(Entries from a dataset of interfaces)
========
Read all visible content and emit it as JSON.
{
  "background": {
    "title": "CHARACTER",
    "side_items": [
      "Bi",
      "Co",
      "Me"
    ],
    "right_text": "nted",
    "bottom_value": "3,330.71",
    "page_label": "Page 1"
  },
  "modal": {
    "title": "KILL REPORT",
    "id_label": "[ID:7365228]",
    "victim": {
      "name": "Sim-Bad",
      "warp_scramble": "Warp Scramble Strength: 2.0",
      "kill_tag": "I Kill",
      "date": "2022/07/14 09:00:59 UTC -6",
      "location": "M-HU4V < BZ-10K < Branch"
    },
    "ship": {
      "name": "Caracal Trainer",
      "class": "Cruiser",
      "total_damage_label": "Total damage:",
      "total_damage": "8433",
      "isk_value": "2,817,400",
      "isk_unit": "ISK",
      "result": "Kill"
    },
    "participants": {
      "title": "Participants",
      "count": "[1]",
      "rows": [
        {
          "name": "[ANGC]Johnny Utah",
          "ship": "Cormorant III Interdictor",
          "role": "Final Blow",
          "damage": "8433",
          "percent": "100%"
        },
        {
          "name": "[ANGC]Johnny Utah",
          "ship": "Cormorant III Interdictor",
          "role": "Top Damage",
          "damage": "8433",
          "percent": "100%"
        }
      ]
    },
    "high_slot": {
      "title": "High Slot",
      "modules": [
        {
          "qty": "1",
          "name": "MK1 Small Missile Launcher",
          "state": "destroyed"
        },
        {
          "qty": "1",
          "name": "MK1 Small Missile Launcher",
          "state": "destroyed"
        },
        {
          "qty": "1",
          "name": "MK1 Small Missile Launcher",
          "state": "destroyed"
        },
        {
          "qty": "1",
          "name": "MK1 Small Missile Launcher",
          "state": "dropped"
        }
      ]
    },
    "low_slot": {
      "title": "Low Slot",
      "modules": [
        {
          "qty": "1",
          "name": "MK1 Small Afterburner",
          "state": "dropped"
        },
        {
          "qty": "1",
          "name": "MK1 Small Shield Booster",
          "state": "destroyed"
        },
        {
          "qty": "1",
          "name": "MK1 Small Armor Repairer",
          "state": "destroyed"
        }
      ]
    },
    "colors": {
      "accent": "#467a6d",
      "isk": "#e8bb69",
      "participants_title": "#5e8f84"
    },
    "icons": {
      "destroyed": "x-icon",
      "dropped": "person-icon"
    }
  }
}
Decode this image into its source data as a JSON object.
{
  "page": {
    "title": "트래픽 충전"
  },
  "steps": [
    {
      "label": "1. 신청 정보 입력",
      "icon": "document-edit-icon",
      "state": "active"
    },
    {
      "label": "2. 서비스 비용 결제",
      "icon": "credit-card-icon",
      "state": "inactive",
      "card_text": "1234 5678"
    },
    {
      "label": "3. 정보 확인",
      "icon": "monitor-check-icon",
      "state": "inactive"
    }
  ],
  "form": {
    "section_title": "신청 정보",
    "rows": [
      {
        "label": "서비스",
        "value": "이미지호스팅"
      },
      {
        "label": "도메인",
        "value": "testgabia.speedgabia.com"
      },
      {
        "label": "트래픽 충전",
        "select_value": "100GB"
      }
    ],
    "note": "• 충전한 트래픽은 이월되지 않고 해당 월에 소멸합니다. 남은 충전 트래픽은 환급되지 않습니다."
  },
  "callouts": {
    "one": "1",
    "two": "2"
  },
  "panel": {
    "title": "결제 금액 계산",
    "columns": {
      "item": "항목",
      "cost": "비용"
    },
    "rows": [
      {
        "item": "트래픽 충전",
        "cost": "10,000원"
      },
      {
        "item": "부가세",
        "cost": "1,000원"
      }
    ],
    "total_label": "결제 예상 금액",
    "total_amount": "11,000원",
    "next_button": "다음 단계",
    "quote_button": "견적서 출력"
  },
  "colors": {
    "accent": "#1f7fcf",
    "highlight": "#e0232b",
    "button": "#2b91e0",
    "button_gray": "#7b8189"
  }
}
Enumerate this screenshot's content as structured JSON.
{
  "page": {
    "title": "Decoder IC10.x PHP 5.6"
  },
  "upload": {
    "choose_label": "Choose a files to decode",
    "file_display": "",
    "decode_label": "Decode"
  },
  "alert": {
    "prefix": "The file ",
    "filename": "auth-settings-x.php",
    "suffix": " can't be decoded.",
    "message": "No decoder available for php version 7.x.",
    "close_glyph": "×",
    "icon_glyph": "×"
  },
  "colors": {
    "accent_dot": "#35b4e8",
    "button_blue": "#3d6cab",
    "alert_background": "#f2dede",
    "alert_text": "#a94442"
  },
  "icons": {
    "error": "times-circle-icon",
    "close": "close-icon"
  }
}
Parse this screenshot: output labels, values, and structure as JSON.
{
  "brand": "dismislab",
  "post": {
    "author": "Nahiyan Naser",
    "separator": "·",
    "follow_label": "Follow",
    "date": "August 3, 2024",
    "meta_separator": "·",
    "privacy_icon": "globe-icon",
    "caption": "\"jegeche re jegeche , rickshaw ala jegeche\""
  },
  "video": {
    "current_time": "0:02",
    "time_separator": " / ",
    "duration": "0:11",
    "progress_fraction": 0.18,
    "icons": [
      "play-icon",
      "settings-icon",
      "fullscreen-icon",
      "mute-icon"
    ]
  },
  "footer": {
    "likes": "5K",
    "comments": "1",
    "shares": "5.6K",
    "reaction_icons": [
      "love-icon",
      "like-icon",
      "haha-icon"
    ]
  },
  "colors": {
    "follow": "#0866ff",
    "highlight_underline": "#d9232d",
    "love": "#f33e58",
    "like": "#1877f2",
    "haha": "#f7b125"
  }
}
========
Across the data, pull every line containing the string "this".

Decode this image into its source data as a JSON object.
Enumerate this screenshot's content as structured JSON.
Parse this screenshot: output labels, values, and structure as JSON.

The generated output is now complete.